These great men of the past must have elicited great fear and anxiety from the people around them. They are known not only for their brains but for their brawn as well. These warriors have made a name for themselves, so much so, that their names are still heard to this day.
1. Horatius Cocles
Publius Horatius Cocles was an officer of the Roman Republic army. When the city of Rome was attacked by the Etruscans, Horatius defended the city and lost his eye in the process.
It is said that he pulled out the arrow with his eye still attached to it and continued to fight the Etruscans. He was given the name Cocles, which means, one-eyed”.
2. Prince Rupert of the Rhine
Prince Rupert, despite being born into nobility, was well-known for his fighting skills as a German soldier. His enemies had the notion of Rupert possessing supernatural powers because he could not be killed.
Eventually, he died at the age of 62 due to pleurisy. But, he will be forever remembered as an energetic and quick-thinking cavalry general and probably one of the best.
3. William Wallace
William Wallace was popularized by Mel Gibson for his portrayal in the Academy Award-winning film, “Braveheart”. Wallace was a Scottish knight who was part of the rebellion against the English. He fought in the Battle of Falkirk, but was defeated.
He was captured and handed over to King Edward I of England. He was hanged, drawn, and quartered for the crime of high treason.
4. Basil II
Basil the Porphyrogenitus was a Byzantine emperor. He was called the “Bulgar-slayer” because of his successful campaign in acquiring the Bulgarian empire. According to legend, Basil II blinded 99 of the 100 Bulgarian soldiers to lead their way back to their Bulgarian tsar, Samuel.
Upon seeing the condition of his men, Samuel died two days after. The Bulgarian Empire was later incorporated into the Byzantine empire.
5. Attila the Hun
Attila was a leader of the Hunnic Empire, which comprises the Ural River going to the Rhine River and from the Danube to the Baltic Sea. He made numerous conquests of Persia, Western and Eastern Roman Empires, and Roman Gaul, which all failed.
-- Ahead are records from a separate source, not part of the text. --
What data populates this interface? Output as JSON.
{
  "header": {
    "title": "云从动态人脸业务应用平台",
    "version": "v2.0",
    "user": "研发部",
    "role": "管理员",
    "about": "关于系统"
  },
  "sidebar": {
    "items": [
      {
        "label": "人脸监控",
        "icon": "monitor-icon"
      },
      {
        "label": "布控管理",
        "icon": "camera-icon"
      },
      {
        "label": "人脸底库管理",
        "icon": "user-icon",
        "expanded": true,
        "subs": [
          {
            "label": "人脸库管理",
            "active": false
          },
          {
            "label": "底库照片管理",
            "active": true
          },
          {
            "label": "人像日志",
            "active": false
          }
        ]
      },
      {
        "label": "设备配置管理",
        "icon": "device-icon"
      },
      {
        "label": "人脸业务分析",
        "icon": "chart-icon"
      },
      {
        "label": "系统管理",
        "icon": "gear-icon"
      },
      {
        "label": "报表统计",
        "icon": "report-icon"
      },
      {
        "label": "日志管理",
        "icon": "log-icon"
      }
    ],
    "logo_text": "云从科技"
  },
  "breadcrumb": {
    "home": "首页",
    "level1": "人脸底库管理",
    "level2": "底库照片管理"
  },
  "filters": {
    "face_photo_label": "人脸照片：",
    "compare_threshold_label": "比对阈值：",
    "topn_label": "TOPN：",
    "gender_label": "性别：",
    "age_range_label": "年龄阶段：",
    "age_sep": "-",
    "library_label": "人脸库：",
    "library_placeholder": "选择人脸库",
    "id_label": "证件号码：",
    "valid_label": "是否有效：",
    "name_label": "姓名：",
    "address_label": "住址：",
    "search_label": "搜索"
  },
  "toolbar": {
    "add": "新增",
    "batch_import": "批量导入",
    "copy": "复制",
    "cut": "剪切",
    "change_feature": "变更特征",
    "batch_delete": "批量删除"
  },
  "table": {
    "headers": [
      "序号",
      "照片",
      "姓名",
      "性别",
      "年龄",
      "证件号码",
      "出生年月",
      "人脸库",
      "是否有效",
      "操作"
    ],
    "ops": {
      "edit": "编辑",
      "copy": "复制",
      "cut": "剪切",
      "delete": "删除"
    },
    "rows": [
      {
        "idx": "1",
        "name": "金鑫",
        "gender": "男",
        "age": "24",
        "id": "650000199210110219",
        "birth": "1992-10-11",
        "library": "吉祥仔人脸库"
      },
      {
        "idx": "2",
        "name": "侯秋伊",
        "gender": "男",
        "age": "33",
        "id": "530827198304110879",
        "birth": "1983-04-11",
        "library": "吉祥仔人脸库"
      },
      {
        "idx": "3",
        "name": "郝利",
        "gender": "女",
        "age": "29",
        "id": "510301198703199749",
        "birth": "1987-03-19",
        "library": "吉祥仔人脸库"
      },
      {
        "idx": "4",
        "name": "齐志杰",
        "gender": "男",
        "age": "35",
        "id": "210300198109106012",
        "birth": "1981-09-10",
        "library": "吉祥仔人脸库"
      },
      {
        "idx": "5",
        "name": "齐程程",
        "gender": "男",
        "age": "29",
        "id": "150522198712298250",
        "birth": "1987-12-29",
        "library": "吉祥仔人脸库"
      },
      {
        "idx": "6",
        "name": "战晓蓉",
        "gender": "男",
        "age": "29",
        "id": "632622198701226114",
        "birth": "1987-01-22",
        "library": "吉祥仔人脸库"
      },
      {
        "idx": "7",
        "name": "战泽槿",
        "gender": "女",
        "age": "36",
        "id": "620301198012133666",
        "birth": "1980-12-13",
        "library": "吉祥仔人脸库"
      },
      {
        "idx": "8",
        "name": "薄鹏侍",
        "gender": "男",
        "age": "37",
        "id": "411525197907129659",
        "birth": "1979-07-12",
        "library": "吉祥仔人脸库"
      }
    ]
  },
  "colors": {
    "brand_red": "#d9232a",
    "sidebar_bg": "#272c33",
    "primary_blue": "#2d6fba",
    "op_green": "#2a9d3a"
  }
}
He had planned to conquer Italy but failed as well and died in the process in the year 453.
Miltiades was an Athenian who was born into a prominent chariot-racing family. He was well known for devising the strategies that defeated the Persians in the Battle of Marathon.
Despite his unsuccessful attempts to conquer the islands that sided with Persia, after the Battle of Marathon, Miltiades will never be forgotten for his leadership that gave the Greeks victory over the Persians.
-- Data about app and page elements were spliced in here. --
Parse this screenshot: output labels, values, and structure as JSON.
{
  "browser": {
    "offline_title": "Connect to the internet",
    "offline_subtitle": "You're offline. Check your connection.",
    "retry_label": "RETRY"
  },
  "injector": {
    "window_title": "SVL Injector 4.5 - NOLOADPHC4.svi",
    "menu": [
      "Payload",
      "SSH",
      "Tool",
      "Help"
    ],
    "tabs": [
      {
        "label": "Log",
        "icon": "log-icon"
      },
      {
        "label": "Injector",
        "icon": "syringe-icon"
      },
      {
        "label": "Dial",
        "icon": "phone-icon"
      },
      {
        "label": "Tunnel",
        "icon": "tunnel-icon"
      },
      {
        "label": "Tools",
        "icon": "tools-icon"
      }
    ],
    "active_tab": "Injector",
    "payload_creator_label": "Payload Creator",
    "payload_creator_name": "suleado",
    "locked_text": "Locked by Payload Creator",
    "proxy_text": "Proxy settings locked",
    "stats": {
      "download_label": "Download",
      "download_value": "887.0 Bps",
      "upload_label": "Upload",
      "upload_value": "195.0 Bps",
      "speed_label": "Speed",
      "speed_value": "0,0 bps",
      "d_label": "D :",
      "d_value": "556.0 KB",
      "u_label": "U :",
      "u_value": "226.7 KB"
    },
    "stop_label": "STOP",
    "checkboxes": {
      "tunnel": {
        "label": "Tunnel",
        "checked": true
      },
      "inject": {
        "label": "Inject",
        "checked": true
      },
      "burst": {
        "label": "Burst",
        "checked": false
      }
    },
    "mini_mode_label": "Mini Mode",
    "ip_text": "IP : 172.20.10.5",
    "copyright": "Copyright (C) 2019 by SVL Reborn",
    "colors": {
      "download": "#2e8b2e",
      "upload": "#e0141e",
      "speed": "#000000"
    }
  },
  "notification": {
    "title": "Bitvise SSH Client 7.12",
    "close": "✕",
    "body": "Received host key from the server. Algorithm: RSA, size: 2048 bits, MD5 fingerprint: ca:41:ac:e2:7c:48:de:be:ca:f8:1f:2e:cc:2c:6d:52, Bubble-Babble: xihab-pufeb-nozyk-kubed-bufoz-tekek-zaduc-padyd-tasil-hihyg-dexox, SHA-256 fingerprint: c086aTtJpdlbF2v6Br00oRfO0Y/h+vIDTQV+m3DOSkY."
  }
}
Spartacus was known to be a very skilled gladiator from 111-71 BC. He was condemned to slavery and trained at the gladiatorial school, where he and with a few others devised a plan for escape.
When they escaped successfully, Spartacus was chosen as the leader of this homogeneous army. He also led a revolt against the Roman army and freed those who were enslaved by the Romans.
8. Richard the Lionheart
Richard the Lionheart was a great military leader and warrior. He was known for his military and political prowess as well as for his chivalry and courage. His reign was also one of the cruelest with a reputation for rapes and murders.
But before that, Richard was popular for the great rebellion, which he and his two other brothers planned against their father. He later humbly asked for pardon from his father, unwilling to fight him face to face.
9. Leonidas of Sparta
Leonidas was a Greek warrior king of Sparta. He led the Spartan army against the Second Persian War. He died at the Battle of Thermopylae, where he met Xerxes’ army with his own 300 men but was defeated.
One theory why Leonidas remained with only 300 men was that he sent the others home because he cared for their safety. And it was best to preserve the troops for future Persian invasions.
10. Alexander the Great
Alexander was a King of Macedon from 365 to 323 BC. He was responsible for creating one of the largest empires in the world, which stretches from Greece to India. He was considered one of the most successful military commanders in history and was popular for being undefeated in battle. His tactics in battle were taught in military academies around the world.
His death was a mystery, which historians attributed to poisoning, malaria, or typhoid fever, all of which were theories. It was clear, though, that Alexander the Great suffered from high fever for a period of ten days and died in June 323 BC.
Coming across men like these would have sent you fleeing right away. But despite the harsh demeanor that they might have sported, there always lies a great love for their country and for their fellow men.